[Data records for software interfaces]
****
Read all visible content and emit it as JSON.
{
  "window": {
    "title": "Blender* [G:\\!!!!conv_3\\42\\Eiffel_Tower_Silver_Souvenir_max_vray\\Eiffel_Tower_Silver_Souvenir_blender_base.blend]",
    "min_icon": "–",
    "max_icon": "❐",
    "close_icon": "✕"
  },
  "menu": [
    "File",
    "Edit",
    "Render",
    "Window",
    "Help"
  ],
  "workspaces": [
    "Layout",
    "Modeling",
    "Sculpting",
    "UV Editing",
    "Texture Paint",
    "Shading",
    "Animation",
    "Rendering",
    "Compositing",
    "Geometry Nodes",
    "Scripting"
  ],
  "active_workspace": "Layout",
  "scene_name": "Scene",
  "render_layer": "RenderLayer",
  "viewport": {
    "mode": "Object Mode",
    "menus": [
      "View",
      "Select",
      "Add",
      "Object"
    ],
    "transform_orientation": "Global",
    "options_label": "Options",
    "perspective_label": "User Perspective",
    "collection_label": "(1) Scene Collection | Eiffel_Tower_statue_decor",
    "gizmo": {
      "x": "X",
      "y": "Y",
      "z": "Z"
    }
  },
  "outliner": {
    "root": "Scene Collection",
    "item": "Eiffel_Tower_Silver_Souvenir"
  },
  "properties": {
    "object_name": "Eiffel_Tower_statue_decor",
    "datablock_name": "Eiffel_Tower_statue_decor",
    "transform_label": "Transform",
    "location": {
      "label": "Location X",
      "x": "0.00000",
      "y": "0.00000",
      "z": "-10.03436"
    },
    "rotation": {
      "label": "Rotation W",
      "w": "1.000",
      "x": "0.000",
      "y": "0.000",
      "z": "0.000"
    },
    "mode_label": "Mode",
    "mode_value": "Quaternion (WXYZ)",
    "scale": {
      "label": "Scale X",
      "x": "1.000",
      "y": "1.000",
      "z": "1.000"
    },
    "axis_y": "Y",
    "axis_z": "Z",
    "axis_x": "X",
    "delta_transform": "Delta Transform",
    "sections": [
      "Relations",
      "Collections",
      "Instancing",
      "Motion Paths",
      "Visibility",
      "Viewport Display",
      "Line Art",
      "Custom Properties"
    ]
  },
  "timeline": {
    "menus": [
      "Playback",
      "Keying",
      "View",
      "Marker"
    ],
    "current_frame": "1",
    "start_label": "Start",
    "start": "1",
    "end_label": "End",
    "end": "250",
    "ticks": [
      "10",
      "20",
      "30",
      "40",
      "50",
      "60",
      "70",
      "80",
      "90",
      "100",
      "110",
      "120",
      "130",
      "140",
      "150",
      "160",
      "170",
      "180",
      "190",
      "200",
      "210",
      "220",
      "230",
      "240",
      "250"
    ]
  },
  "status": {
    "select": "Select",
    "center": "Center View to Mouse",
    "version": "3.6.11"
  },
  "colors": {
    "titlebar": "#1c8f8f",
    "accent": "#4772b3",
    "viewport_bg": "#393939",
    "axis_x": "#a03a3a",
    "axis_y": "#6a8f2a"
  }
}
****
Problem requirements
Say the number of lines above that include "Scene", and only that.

Answer for this exercise
3